Laws usually help keep our society in order, but some laws are strange. Picture this: stepping on money being a big no-no, chewing gum being banned, and your car's cleanliness getting you in trouble. These are the unusual rules we will discuss—laws that might make you scratch your head.

We'll also explore why some places don't want you wearing high heels near old buildings and why certain cars can only drive on specific days. Even flushing a toilet at night can get you into hot water in some places!

These laws might seem weird, but they often have a good reason. We'll uncover the stories and explore why these unusual rules exist. So, prepare for a journey through some of the world's quirkiest laws, and let's unravel the mysteries behind them together.

1. Don't Step on Money in Thailand

In the Kingdom of Thailand, it is considered a grave offence to step on any currency that bears the image of the King. This law isn't just about preserving the physical integrity of money but also upholding the respect and dignity of the monarchy, which holds immense significance in Thai culture. The Thai Baht prominently features the image of the reigning monarch, making this law an essential part of the nation's reverence for its royal family.

2. No Chewing Gum in Singapore

Singapore, often hailed for its cleanliness and orderliness, has a rather peculiar regulation - chewing gum is illegal. This unusual law was implemented in the 1990s to prevent gum litter and maintain public hygiene. It also aimed to curb the vandalism caused by the used gum on public properties. While gum for medicinal purposes is allowed with a prescription, this law is a testament to Singapore's commitment to cleanliness.

3. Keep Your Car Clean in Russia

In Russia, the state of your vehicle's cleanliness can have legal implications. A specific law mandates keeping your vehicle clean, with a particular emphasis on the license plates. Dirty plates can obstruct identification and pose safety risks. Motorists failing to comply may face fines and even have their licenses suspended. This seemingly unusual law underscores Russia's concern for road safety and adherence to traffic regulations.

4. Watch Your Attire in Greece

Greece, known for its rich history and archaeological wonders, has a law to preserve its heritage. Visitors are prohibited from wearing high heels at historical sites. The rationale behind this law is to protect ancient monuments from potential damage caused by sharp heels. It may seem quirky, but it reflects Greece's commitment to conserving its cultural treasures for future generations.

5. Beware of Odd-Even Days in Manila

Manila, the bustling capital of the Philippines, employs an unconventional traffic management system. On specific days, cars with license plates ending in odd numbers are allowed on the road, while on alternate days, cars with even-numbered plates take their turn. This rule aims to ease traffic congestion and reduce pollution. While it may appear unusual, it's a creative solution to Manila's traffic woes. Similar system was Introduced once in Indian capital New Delhi.

6. No Flushing after 10 PM in Switzerland
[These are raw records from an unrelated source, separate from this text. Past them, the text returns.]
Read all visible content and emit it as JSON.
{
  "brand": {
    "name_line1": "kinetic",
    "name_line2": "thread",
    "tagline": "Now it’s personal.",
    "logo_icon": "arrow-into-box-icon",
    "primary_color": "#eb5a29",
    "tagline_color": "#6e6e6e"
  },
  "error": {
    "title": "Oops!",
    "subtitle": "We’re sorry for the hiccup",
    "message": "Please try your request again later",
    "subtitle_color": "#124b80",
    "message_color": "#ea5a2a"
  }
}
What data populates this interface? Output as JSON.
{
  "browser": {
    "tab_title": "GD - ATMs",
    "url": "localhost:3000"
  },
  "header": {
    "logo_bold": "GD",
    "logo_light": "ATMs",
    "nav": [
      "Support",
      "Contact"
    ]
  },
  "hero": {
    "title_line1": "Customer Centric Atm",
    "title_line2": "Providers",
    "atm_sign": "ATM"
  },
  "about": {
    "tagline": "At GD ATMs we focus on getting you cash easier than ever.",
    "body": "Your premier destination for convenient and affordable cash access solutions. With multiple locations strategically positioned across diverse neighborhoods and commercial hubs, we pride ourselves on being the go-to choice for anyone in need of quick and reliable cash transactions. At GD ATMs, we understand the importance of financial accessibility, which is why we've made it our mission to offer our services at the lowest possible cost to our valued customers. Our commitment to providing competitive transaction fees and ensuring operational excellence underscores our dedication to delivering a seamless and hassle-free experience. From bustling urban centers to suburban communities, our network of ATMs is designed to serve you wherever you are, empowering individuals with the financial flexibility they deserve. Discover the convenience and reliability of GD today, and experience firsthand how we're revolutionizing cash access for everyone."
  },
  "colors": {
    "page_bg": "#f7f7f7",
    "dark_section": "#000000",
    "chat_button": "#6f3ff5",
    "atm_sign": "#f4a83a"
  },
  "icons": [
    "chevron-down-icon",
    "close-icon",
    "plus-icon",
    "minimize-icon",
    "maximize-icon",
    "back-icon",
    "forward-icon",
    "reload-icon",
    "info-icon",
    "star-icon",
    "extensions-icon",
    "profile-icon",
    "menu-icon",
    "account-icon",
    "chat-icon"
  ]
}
Switzerland, known for its precision and order, has an intriguing law - residents in apartment buildings are prohibited from flushing toilets after 10 PM. The primary objective is to prevent noise disturbances at night and ensure peaceful coexistence among neighbours. This law underscores Switzerland's commitment to maintaining a serene living environment.

7. Watch Your Gas Fuel in Germany

Germany, famed for its efficient Autobahn highways, has a law that mandates something unexpected - running out of gas on the Autobahn is illegal. The reasoning behind this law is to emphasize the importance of vehicle maintenance and avoid traffic disruptions due to breakdowns. It encourages motorists to plan their journeys meticulously and keep their vehicles in top condition.

8. Careful with Your Dog's Breed in the UK

In the United Kingdom, specific dog breeds, such as Pit Bulls and Japanese Taosas, are banned due to concerns about their potential danger. Owning one of these breeds can result in penalties or even the confiscation of the dog. While some may find this law controversial, it reflects the UK's commitment to public safety.

9. Don't Feed the Pigeons in Venice

Venice, the romantic city of canals, has a law to preserve its historic charm and cleanliness. Feeding pigeons in public spaces can lead to hefty fines. Authorities aim to keep the city clean and avoid the nuisance of too many pigeons, which can damage historical structures. This law reflects Venice's commitment to maintaining its unique and picturesque atmosphere.


These nine weird laws from around the world highlight the diversity of human legal systems and the sometimes humorous nature of their regulations. While some may seem perplexing at first glance, they often have historical, cultural, or practical reasons behind them. Understanding and respecting these laws is not only essential to avoid legal troubles but also to appreciate the unique aspects of each culture. So, next time you travel abroad, take a moment to familiarize yourself with local regulations to ensure a smooth and respectful experience in these quirky jurisdictions.